:: THE DATA
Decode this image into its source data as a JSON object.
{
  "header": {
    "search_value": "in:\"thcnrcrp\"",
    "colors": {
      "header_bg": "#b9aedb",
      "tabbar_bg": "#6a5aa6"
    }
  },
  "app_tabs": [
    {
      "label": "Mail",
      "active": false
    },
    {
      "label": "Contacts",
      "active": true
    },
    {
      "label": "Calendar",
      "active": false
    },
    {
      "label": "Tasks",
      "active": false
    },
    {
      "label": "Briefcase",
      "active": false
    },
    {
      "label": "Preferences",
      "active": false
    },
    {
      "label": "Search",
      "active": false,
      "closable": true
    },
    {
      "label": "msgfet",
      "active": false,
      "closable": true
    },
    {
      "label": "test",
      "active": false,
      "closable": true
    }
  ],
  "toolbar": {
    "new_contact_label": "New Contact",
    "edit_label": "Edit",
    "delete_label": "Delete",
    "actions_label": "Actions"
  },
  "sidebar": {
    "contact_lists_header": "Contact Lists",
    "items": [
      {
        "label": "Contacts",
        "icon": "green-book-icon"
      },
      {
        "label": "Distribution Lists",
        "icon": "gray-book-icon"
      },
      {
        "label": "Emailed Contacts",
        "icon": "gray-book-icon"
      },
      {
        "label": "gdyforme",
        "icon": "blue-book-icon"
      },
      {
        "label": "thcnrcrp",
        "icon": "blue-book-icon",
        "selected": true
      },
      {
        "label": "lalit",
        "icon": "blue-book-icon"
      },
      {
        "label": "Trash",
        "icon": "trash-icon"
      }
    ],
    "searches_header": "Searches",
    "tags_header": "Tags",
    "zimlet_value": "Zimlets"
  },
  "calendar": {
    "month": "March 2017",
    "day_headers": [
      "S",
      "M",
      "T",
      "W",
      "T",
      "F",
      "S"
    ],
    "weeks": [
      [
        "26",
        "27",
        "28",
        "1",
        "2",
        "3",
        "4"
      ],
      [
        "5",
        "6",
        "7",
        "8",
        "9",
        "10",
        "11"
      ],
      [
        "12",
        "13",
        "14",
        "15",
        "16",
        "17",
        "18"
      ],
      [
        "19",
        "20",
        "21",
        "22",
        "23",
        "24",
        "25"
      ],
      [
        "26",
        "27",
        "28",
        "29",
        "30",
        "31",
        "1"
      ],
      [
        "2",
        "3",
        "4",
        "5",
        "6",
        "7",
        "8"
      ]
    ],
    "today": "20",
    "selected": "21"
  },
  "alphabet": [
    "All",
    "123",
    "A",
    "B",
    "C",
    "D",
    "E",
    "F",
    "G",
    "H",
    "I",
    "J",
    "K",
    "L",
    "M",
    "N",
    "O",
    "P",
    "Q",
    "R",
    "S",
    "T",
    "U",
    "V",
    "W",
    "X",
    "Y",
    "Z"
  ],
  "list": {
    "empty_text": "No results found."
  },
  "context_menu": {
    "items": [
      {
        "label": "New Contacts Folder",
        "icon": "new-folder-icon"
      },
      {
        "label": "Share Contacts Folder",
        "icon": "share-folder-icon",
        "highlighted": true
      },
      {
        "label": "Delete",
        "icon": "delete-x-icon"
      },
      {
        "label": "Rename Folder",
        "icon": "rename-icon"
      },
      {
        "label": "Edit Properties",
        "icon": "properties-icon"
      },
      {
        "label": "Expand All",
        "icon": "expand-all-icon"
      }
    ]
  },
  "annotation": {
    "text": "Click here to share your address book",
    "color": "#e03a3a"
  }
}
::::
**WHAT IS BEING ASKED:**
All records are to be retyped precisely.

**TASK OUTPUT:**
Decode this image into its source data as a JSON object.
{
  "header": {
    "search_value": "in:\"thcnrcrp\"",
    "colors": {
      "header_bg": "#b9aedb",
      "tabbar_bg": "#6a5aa6"
    }
  },
  "app_tabs": [
    {
      "label": "Mail",
      "active": false
    },
    {
      "label": "Contacts",
      "active": true
    },
    {
      "label": "Calendar",
      "active": false
    },
    {
      "label": "Tasks",
      "active": false
    },
    {
      "label": "Briefcase",
      "active": false
    },
    {
      "label": "Preferences",
      "active": false
    },
    {
      "label": "Search",
      "active": false,
      "closable": true
    },
    {
      "label": "msgfet",
      "active": false,
      "closable": true
    },
    {
      "label": "test",
      "active": false,
      "closable": true
    }
  ],
  "toolbar": {
    "new_contact_label": "New Contact",
    "edit_label": "Edit",
    "delete_label": "Delete",
    "actions_label": "Actions"
  },
  "sidebar": {
    "contact_lists_header": "Contact Lists",
    "items": [
      {
        "label": "Contacts",
        "icon": "green-book-icon"
      },
      {
        "label": "Distribution Lists",
        "icon": "gray-book-icon"
      },
      {
        "label": "Emailed Contacts",
        "icon": "gray-book-icon"
      },
      {
        "label": "gdyforme",
        "icon": "blue-book-icon"
      },
      {
        "label": "thcnrcrp",
        "icon": "blue-book-icon",
        "selected": true
      },
      {
        "label": "lalit",
        "icon": "blue-book-icon"
      },
      {
        "label": "Trash",
        "icon": "trash-icon"
      }
    ],
    "searches_header": "Searches",
    "tags_header": "Tags",
    "zimlet_value": "Zimlets"
  },
  "calendar": {
    "month": "March 2017",
    "day_headers": [
      "S",
      "M",
      "T",
      "W",
      "T",
      "F",
      "S"
    ],
    "weeks": [
      [
        "26",
        "27",
        "28",
        "1",
        "2",
        "3",
        "4"
      ],
      [
        "5",
        "6",
        "7",
        "8",
        "9",
        "10",
        "11"
      ],
      [
        "12",
        "13",
        "14",
        "15",
        "16",
        "17",
        "18"
      ],
      [
        "19",
        "20",
        "21",
        "22",
        "23",
        "24",
        "25"
      ],
      [
        "26",
        "27",
        "28",
        "29",
        "30",
        "31",
        "1"
      ],
      [
        "2",
        "3",
        "4",
        "5",
        "6",
        "7",
        "8"
      ]
    ],
    "today": "20",
    "selected": "21"
  },
  "alphabet": [
    "All",
    "123",
    "A",
    "B",
    "C",
    "D",
    "E",
    "F",
    "G",
    "H",
    "I",
    "J",
    "K",
    "L",
    "M",
    "N",
    "O",
    "P",
    "Q",
    "R",
    "S",
    "T",
    "U",
    "V",
    "W",
    "X",
    "Y",
    "Z"
  ],
  "list": {
    "empty_text": "No results found."
  },
  "context_menu": {
    "items": [
      {
        "label": "New Contacts Folder",
        "icon": "new-folder-icon"
      },
      {
        "label": "Share Contacts Folder",
        "icon": "share-folder-icon",
        "highlighted": true
      },
      {
        "label": "Delete",
        "icon": "delete-x-icon"
      },
      {
        "label": "Rename Folder",
        "icon": "rename-icon"
      },
      {
        "label": "Edit Properties",
        "icon": "properties-icon"
      },
      {
        "label": "Expand All",
        "icon": "expand-all-icon"
      }
    ]
  },
  "annotation": {
    "text": "Click here to share your address book",
    "color": "#e03a3a"
  }
}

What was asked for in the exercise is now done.